• **WHAT THIS TASK INVOLVES**: Wherever the string "ondertekenen" appears in the listing, copy that line.

• **GIVEN RECORDS**:
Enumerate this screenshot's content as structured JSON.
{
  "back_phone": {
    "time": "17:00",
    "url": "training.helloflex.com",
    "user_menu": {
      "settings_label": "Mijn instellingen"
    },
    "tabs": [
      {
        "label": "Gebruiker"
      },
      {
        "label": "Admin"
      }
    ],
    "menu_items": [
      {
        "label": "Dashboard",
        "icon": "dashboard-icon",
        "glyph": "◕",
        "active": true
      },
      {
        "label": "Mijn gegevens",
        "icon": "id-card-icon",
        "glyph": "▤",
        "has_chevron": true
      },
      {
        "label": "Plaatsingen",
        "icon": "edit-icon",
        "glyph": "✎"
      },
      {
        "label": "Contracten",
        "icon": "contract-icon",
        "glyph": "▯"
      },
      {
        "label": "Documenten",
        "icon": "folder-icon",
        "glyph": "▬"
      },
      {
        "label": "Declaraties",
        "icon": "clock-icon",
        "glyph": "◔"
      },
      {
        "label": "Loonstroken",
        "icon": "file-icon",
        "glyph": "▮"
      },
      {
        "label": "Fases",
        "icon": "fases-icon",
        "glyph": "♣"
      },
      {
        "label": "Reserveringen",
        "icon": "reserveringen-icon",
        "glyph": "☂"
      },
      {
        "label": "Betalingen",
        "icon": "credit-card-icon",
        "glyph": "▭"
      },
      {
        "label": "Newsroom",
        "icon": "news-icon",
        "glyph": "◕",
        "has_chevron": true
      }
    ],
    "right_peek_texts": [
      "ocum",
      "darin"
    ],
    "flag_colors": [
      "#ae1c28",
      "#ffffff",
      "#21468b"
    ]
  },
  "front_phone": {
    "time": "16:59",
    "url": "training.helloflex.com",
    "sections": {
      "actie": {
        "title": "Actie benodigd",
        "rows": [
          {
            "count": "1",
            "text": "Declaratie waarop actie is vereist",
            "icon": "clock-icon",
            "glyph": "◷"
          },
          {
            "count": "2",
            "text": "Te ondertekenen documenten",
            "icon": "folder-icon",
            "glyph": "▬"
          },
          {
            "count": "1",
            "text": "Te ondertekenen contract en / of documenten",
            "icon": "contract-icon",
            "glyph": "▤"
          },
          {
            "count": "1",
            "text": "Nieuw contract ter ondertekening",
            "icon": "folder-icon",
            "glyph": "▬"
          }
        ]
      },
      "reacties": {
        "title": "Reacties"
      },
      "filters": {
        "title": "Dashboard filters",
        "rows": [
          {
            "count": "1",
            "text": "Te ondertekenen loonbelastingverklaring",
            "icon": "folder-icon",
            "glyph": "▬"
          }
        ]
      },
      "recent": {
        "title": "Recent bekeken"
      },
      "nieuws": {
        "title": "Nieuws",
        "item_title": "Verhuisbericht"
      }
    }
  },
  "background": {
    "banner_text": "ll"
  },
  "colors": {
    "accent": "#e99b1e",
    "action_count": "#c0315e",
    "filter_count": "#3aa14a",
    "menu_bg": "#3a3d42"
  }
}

• **ANSWER FOR THIS EXERCISE**:
            "text": "Te ondertekenen documenten",
            "text": "Te ondertekenen contract en / of documenten",
            "text": "Te ondertekenen loonbelastingverklaring",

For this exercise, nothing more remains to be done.